» Website and app data records:
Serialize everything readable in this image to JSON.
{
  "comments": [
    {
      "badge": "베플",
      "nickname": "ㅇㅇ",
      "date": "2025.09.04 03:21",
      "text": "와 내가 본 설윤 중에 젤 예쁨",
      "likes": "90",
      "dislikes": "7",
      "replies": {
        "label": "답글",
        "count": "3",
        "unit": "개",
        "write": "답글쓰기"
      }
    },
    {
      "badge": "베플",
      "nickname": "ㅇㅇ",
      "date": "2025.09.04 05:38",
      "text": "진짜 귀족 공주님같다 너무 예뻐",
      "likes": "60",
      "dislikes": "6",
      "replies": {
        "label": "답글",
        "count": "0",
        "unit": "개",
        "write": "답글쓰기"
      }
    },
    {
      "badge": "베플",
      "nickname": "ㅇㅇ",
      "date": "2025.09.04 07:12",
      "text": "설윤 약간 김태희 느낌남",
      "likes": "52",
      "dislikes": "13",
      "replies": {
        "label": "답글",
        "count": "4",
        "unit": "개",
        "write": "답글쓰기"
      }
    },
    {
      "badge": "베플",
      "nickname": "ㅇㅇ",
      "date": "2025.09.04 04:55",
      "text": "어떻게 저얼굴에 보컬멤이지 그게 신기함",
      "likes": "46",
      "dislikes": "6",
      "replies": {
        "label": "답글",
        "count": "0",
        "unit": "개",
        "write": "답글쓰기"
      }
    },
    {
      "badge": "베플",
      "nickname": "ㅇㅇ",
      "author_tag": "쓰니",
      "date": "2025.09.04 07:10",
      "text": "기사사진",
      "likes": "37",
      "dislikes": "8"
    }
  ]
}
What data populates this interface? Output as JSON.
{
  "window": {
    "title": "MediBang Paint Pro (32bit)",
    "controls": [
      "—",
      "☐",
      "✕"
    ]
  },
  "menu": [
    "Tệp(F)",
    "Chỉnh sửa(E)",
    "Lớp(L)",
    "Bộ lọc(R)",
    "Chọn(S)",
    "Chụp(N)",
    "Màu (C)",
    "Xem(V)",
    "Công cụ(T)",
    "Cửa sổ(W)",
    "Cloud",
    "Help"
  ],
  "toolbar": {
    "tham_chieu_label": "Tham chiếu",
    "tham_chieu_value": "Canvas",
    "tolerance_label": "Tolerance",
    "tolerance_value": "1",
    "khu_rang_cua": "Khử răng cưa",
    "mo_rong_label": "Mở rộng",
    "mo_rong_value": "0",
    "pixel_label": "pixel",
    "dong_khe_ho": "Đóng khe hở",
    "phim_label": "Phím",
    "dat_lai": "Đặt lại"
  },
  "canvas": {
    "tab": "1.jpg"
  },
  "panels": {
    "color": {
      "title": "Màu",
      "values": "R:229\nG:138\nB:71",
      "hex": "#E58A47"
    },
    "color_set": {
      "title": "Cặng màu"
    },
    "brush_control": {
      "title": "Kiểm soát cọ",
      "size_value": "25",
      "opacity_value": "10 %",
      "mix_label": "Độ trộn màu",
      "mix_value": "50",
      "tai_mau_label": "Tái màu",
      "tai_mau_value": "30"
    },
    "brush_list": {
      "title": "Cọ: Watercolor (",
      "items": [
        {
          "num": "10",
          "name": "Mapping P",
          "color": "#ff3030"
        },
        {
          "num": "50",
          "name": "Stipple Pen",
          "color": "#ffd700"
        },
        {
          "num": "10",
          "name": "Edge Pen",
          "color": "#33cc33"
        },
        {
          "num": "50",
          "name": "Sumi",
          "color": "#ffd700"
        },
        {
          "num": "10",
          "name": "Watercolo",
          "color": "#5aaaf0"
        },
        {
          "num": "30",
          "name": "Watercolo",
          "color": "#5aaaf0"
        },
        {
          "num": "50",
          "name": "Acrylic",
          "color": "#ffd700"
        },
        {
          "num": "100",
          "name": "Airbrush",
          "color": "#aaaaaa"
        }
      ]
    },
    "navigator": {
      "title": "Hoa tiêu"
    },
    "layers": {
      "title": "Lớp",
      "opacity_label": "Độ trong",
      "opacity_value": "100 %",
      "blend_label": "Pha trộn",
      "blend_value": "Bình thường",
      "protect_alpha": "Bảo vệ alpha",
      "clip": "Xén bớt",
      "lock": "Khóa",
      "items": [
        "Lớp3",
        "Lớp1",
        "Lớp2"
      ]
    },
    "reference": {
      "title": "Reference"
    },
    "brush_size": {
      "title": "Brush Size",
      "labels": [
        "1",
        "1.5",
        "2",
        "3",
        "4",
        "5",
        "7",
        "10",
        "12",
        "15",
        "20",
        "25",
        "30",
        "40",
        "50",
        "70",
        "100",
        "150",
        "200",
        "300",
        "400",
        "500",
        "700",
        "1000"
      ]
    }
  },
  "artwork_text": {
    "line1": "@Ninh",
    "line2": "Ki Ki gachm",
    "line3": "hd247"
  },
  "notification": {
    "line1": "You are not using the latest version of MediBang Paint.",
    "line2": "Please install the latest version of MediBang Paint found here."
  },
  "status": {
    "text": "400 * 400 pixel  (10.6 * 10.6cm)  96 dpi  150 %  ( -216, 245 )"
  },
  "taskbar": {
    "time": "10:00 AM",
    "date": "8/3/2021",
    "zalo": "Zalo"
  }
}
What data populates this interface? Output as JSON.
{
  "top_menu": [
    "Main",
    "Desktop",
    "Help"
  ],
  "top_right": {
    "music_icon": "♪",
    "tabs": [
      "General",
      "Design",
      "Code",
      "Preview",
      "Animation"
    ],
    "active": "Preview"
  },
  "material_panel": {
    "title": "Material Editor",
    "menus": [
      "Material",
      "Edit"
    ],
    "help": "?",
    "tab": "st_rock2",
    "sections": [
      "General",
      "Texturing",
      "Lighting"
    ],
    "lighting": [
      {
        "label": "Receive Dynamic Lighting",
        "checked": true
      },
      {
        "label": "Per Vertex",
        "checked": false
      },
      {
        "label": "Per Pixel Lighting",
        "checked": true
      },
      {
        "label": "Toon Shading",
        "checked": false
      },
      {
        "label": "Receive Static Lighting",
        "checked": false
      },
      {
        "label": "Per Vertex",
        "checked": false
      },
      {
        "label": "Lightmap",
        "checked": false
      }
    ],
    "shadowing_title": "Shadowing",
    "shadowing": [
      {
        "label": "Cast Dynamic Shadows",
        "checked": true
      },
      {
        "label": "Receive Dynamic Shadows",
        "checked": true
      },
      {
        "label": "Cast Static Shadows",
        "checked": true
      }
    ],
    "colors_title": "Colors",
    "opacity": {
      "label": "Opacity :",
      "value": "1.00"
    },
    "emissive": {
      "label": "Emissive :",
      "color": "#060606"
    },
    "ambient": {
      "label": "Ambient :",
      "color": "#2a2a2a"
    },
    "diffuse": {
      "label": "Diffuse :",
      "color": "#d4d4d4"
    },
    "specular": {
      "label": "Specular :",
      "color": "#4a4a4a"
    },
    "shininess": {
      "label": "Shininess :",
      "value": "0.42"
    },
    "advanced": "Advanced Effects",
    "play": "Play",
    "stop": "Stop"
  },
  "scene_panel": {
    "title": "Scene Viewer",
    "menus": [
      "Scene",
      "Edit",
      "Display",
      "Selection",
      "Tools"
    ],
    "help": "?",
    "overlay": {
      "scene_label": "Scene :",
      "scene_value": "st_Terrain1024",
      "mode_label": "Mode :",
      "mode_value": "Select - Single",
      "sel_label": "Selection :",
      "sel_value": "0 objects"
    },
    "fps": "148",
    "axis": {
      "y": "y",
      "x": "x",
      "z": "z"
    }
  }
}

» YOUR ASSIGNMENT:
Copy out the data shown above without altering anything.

» RESPONSE TO THIS TASK:
Serialize everything readable in this image to JSON.
{
  "comments": [
    {
      "badge": "베플",
      "nickname": "ㅇㅇ",
      "date": "2025.09.04 03:21",
      "text": "와 내가 본 설윤 중에 젤 예쁨",
      "likes": "90",
      "dislikes": "7",
      "replies": {
        "label": "답글",
        "count": "3",
        "unit": "개",
        "write": "답글쓰기"
      }
    },
    {
      "badge": "베플",
      "nickname": "ㅇㅇ",
      "date": "2025.09.04 05:38",
      "text": "진짜 귀족 공주님같다 너무 예뻐",
      "likes": "60",
      "dislikes": "6",
      "replies": {
        "label": "답글",
        "count": "0",
        "unit": "개",
        "write": "답글쓰기"
      }
    },
    {
      "badge": "베플",
      "nickname": "ㅇㅇ",
      "date": "2025.09.04 07:12",
      "text": "설윤 약간 김태희 느낌남",
      "likes": "52",
      "dislikes": "13",
      "replies": {
        "label": "답글",
        "count": "4",
        "unit": "개",
        "write": "답글쓰기"
      }
    },
    {
      "badge": "베플",
      "nickname": "ㅇㅇ",
      "date": "2025.09.04 04:55",
      "text": "어떻게 저얼굴에 보컬멤이지 그게 신기함",
      "likes": "46",
      "dislikes": "6",
      "replies": {
        "label": "답글",
        "count": "0",
        "unit": "개",
        "write": "답글쓰기"
      }
    },
    {
      "badge": "베플",
      "nickname": "ㅇㅇ",
      "author_tag": "쓰니",
      "date": "2025.09.04 07:10",
      "text": "기사사진",
      "likes": "37",
      "dislikes": "8"
    }
  ]
}
What data populates this interface? Output as JSON.
{
  "window": {
    "title": "MediBang Paint Pro (32bit)",
    "controls": [
      "—",
      "☐",
      "✕"
    ]
  },
  "menu": [
    "Tệp(F)",
    "Chỉnh sửa(E)",
    "Lớp(L)",
    "Bộ lọc(R)",
    "Chọn(S)",
    "Chụp(N)",
    "Màu (C)",
    "Xem(V)",
    "Công cụ(T)",
    "Cửa sổ(W)",
    "Cloud",
    "Help"
  ],
  "toolbar": {
    "tham_chieu_label": "Tham chiếu",
    "tham_chieu_value": "Canvas",
    "tolerance_label": "Tolerance",
    "tolerance_value": "1",
    "khu_rang_cua": "Khử răng cưa",
    "mo_rong_label": "Mở rộng",
    "mo_rong_value": "0",
    "pixel_label": "pixel",
    "dong_khe_ho": "Đóng khe hở",
    "phim_label": "Phím",
    "dat_lai": "Đặt lại"
  },
  "canvas": {
    "tab": "1.jpg"
  },
  "panels": {
    "color": {
      "title": "Màu",
      "values": "R:229\nG:138\nB:71",
      "hex": "#E58A47"
    },
    "color_set": {
      "title": "Cặng màu"
    },
    "brush_control": {
      "title": "Kiểm soát cọ",
      "size_value": "25",
      "opacity_value": "10 %",
      "mix_label": "Độ trộn màu",
      "mix_value": "50",
      "tai_mau_label": "Tái màu",
      "tai_mau_value": "30"
    },
    "brush_list": {
      "title": "Cọ: Watercolor (",
      "items": [
        {
          "num": "10",
          "name": "Mapping P",
          "color": "#ff3030"
        },
        {
          "num": "50",
          "name": "Stipple Pen",
          "color": "#ffd700"
        },
        {
          "num": "10",
          "name": "Edge Pen",
          "color": "#33cc33"
        },
        {
          "num": "50",
          "name": "Sumi",
          "color": "#ffd700"
        },
        {
          "num": "10",
          "name": "Watercolo",
          "color": "#5aaaf0"
        },
        {
          "num": "30",
          "name": "Watercolo",
          "color": "#5aaaf0"
        },
        {
          "num": "50",
          "name": "Acrylic",
          "color": "#ffd700"
        },
        {
          "num": "100",
          "name": "Airbrush",
          "color": "#aaaaaa"
        }
      ]
    },
    "navigator": {
      "title": "Hoa tiêu"
    },
    "layers": {
      "title": "Lớp",
      "opacity_label": "Độ trong",
      "opacity_value": "100 %",
      "blend_label": "Pha trộn",
      "blend_value": "Bình thường",
      "protect_alpha": "Bảo vệ alpha",
      "clip": "Xén bớt",
      "lock": "Khóa",
      "items": [
        "Lớp3",
        "Lớp1",
        "Lớp2"
      ]
    },
    "reference": {
      "title": "Reference"
    },
    "brush_size": {
      "title": "Brush Size",
      "labels": [
        "1",
        "1.5",
        "2",
        "3",
        "4",
        "5",
        "7",
        "10",
        "12",
        "15",
        "20",
        "25",
        "30",
        "40",
        "50",
        "70",
        "100",
        "150",
        "200",
        "300",
        "400",
        "500",
        "700",
        "1000"
      ]
    }
  },
  "artwork_text": {
    "line1": "@Ninh",
    "line2": "Ki Ki gachm",
    "line3": "hd247"
  },
  "notification": {
    "line1": "You are not using the latest version of MediBang Paint.",
    "line2": "Please install the latest version of MediBang Paint found here."
  },
  "status": {
    "text": "400 * 400 pixel  (10.6 * 10.6cm)  96 dpi  150 %  ( -216, 245 )"
  },
  "taskbar": {
    "time": "10:00 AM",
    "date": "8/3/2021",
    "zalo": "Zalo"
  }
}
What data populates this interface? Output as JSON.
{
  "top_menu": [
    "Main",
    "Desktop",
    "Help"
  ],
  "top_right": {
    "music_icon": "♪",
    "tabs": [
      "General",
      "Design",
      "Code",
      "Preview",
      "Animation"
    ],
    "active": "Preview"
  },
  "material_panel": {
    "title": "Material Editor",
    "menus": [
      "Material",
      "Edit"
    ],
    "help": "?",
    "tab": "st_rock2",
    "sections": [
      "General",
      "Texturing",
      "Lighting"
    ],
    "lighting": [
      {
        "label": "Receive Dynamic Lighting",
        "checked": true
      },
      {
        "label": "Per Vertex",
        "checked": false
      },
      {
        "label": "Per Pixel Lighting",
        "checked": true
      },
      {
        "label": "Toon Shading",
        "checked": false
      },
      {
        "label": "Receive Static Lighting",
        "checked": false
      },
      {
        "label": "Per Vertex",
        "checked": false
      },
      {
        "label": "Lightmap",
        "checked": false
      }
    ],
    "shadowing_title": "Shadowing",
    "shadowing": [
      {
        "label": "Cast Dynamic Shadows",
        "checked": true
      },
      {
        "label": "Receive Dynamic Shadows",
        "checked": true
      },
      {
        "label": "Cast Static Shadows",
        "checked": true
      }
    ],
    "colors_title": "Colors",
    "opacity": {
      "label": "Opacity :",
      "value": "1.00"
    },
    "emissive": {
      "label": "Emissive :",
      "color": "#060606"
    },
    "ambient": {
      "label": "Ambient :",
      "color": "#2a2a2a"
    },
    "diffuse": {
      "label": "Diffuse :",
      "color": "#d4d4d4"
    },
    "specular": {
      "label": "Specular :",
      "color": "#4a4a4a"
    },
    "shininess": {
      "label": "Shininess :",
      "value": "0.42"
    },
    "advanced": "Advanced Effects",
    "play": "Play",
    "stop": "Stop"
  },
  "scene_panel": {
    "title": "Scene Viewer",
    "menus": [
      "Scene",
      "Edit",
      "Display",
      "Selection",
      "Tools"
    ],
    "help": "?",
    "overlay": {
      "scene_label": "Scene :",
      "scene_value": "st_Terrain1024",
      "mode_label": "Mode :",
      "mode_value": "Select - Single",
      "sel_label": "Selection :",
      "sel_value": "0 objects"
    },
    "fps": "148",
    "axis": {
      "y": "y",
      "x": "x",
      "z": "z"
    }
  }
}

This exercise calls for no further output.